SSIS vs. Oracle GG

This is the third in a series of product identifications between Oracle and Microsoft to assist those attempting to understand the similarities and differences between these essential parts of any data platform environments.

In this post, I’m going to describe the similarities and differences between Microsoft SQL Server Integration Services and Oracle Golden Gate. Hang on, it’s a bit of a bumpy ride. as neither service is out there on its own, (other’s piggy back off of them) and there’s definitely some new products on the Microsoft side that aren’t taken into consideration.

Oracle vs. SQL Server Architecture

There are a lot of DBAs that are expected to manage both Oracle and MSSQL environments. This is only going to become more common as database platforms variations with the introduction of the cloud continue. A database is a database in our management’s world and we’re expected to understand it all.

Its not an easy topic, but I’m going to post on it, taking it step by step and hopefully the diagrams will help. Its also not an apple to apple comparison, so hopefully, but starting at the base and working my way into it with as similar as comparisons as I’m able to with features, it will make sense for those out there that need to understand it.

We have a number of customers that are migrating Oracle to Azure and many love Oracle and want to keep their Oracle database as is, just bringing their licenses over to the cloud. The importance of this is they may have Azure/SQL DBAs managing them, so I’m here to help.

Migrating DB2 Databases to Azure

Yep, still doing a lot of database migrations. Just too many people wanting to migrate their other database platforms over to Azure…

I have two customers that have DB2 databases and I know how overwhelming it can be to take on a project like this, so I thought I would go over the high level steps to this project to demonstrate it’s a lot easier than many first may believe. The SQL Server Migration Assistant is your friend and can take a lot of the hardship out of migration projects.

Using SSMS with Power BI

I’m curious by nature and many have shown interest when I connect Power BI to the SQL Profiler to collect performance information, but if you can do that, what happens when you connect it to the SQL Server Management Studio, (SSMS)?

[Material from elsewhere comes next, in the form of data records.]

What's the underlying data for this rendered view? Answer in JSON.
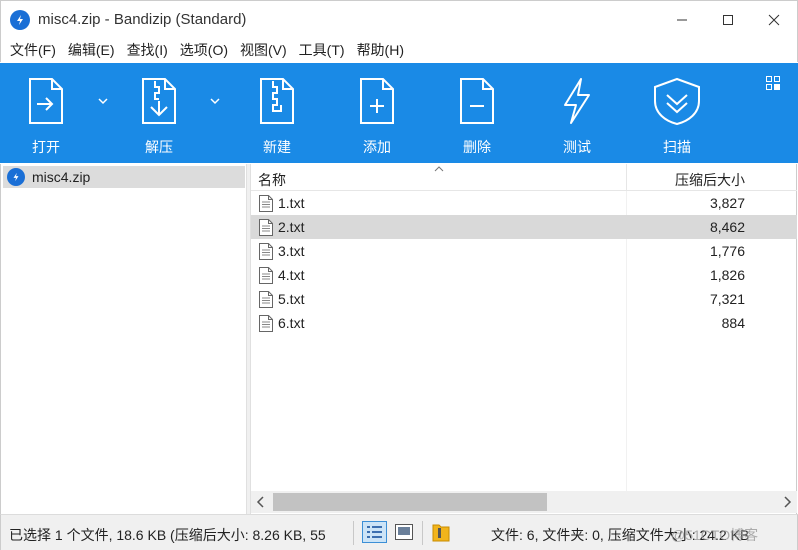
{
  "window": {
    "title": "misc4.zip - Bandizip (Standard)",
    "controls": [
      "minimize",
      "maximize",
      "close"
    ]
  },
  "menu": [
    "文件(F)",
    "编辑(E)",
    "查找(I)",
    "选项(O)",
    "视图(V)",
    "工具(T)",
    "帮助(H)"
  ],
  "toolbar": {
    "open_label": "打开",
    "extract_label": "解压",
    "new_label": "新建",
    "add_label": "添加",
    "delete_label": "删除",
    "test_label": "测试",
    "scan_label": "扫描"
  },
  "tree": {
    "root_label": "misc4.zip"
  },
  "list": {
    "columns": {
      "name": "名称",
      "size": "压缩后大小"
    },
    "rows": [
      {
        "name": "1.txt",
        "size": "3,827",
        "selected": false
      },
      {
        "name": "2.txt",
        "size": "8,462",
        "selected": true
      },
      {
        "name": "3.txt",
        "size": "1,776",
        "selected": false
      },
      {
        "name": "4.txt",
        "size": "1,826",
        "selected": false
      },
      {
        "name": "5.txt",
        "size": "7,321",
        "selected": false
      },
      {
        "name": "6.txt",
        "size": "884",
        "selected": false
      }
    ]
  },
  "status": {
    "left": "已选择 1 个文件, 18.6 KB (压缩后大小: 8.26 KB, 55",
    "right": "文件: 6, 文件夹: 0, 压缩文件大小: 24.2 KB",
    "watermark": "@51CTO博客"
  },
  "colors": {
    "toolbar_bg": "#1a8ae6",
    "selection_bg": "#d9d9d9",
    "brand_blue": "#1a6fd6"
  }
}
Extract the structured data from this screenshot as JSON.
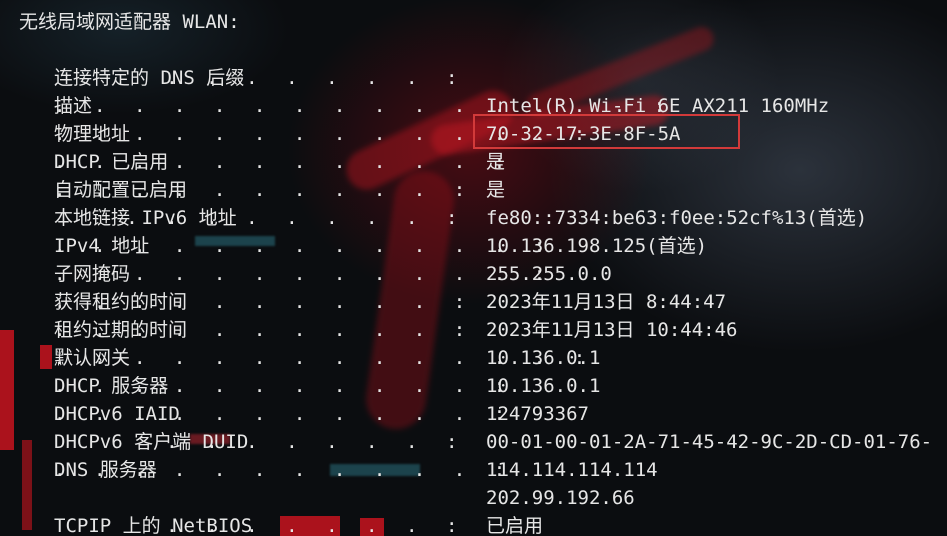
{
  "header": "无线局域网适配器 WLAN:",
  "rows": [
    {
      "label": "连接特定的 DNS 后缀",
      "dots": ". . . . . . . :",
      "value": ""
    },
    {
      "label": "描述",
      "dots": ". . . . . . . . . . . . . . . :",
      "value": "Intel(R) Wi-Fi 6E AX211 160MHz"
    },
    {
      "label": "物理地址",
      "dots": ". . . . . . . . . . . . . :",
      "value": "70-32-17-3E-8F-5A"
    },
    {
      "label": "DHCP 已启用",
      "dots": ". . . . . . . . . . . :",
      "value": "是"
    },
    {
      "label": "自动配置已启用",
      "dots": ". . . . . . . . . . :",
      "value": "是"
    },
    {
      "label": "本地链接 IPv6 地址",
      "dots": ". . . . . . . . :",
      "value": "fe80::7334:be63:f0ee:52cf%13(首选)"
    },
    {
      "label": "IPv4 地址",
      "dots": ". . . . . . . . . . . . :",
      "value": "10.136.198.125(首选)"
    },
    {
      "label": "子网掩码",
      "dots": ". . . . . . . . . . . . :",
      "value": "255.255.0.0"
    },
    {
      "label": "获得租约的时间",
      "dots": ". . . . . . . . . . :",
      "value": "2023年11月13日 8:44:47"
    },
    {
      "label": "租约过期的时间",
      "dots": ". . . . . . . . . . :",
      "value": "2023年11月13日 10:44:46"
    },
    {
      "label": "默认网关",
      "dots": ". . . . . . . . . . . . . :",
      "value": "10.136.0.1"
    },
    {
      "label": "DHCP 服务器",
      "dots": ". . . . . . . . . . . :",
      "value": "10.136.0.1"
    },
    {
      "label": "DHCPv6 IAID",
      "dots": ". . . . . . . . . . . :",
      "value": "124793367"
    },
    {
      "label": "DHCPv6 客户端 DUID",
      "dots": ". . . . . . . :",
      "value": "00-01-00-01-2A-71-45-42-9C-2D-CD-01-76-"
    },
    {
      "label": "DNS 服务器",
      "dots": ". . . . . . . . . . . :",
      "value": "114.114.114.114"
    },
    {
      "label": "",
      "dots": "",
      "value": "202.99.192.66"
    },
    {
      "label": "TCPIP 上的 NetBIOS",
      "dots": ". . . . . . . :",
      "value": "已启用"
    }
  ],
  "colors": {
    "text": "#e6e6e6",
    "highlight_border": "#d23a3a",
    "background": "#0b0d10"
  }
}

That can seem quite foreign, but if you can connect it to the SQL Profiler, you can connect it to the SSMS. Why you can do this is clearly understood when you begin to look underneath the covers of the PBIX file and the processes that run from your desktop.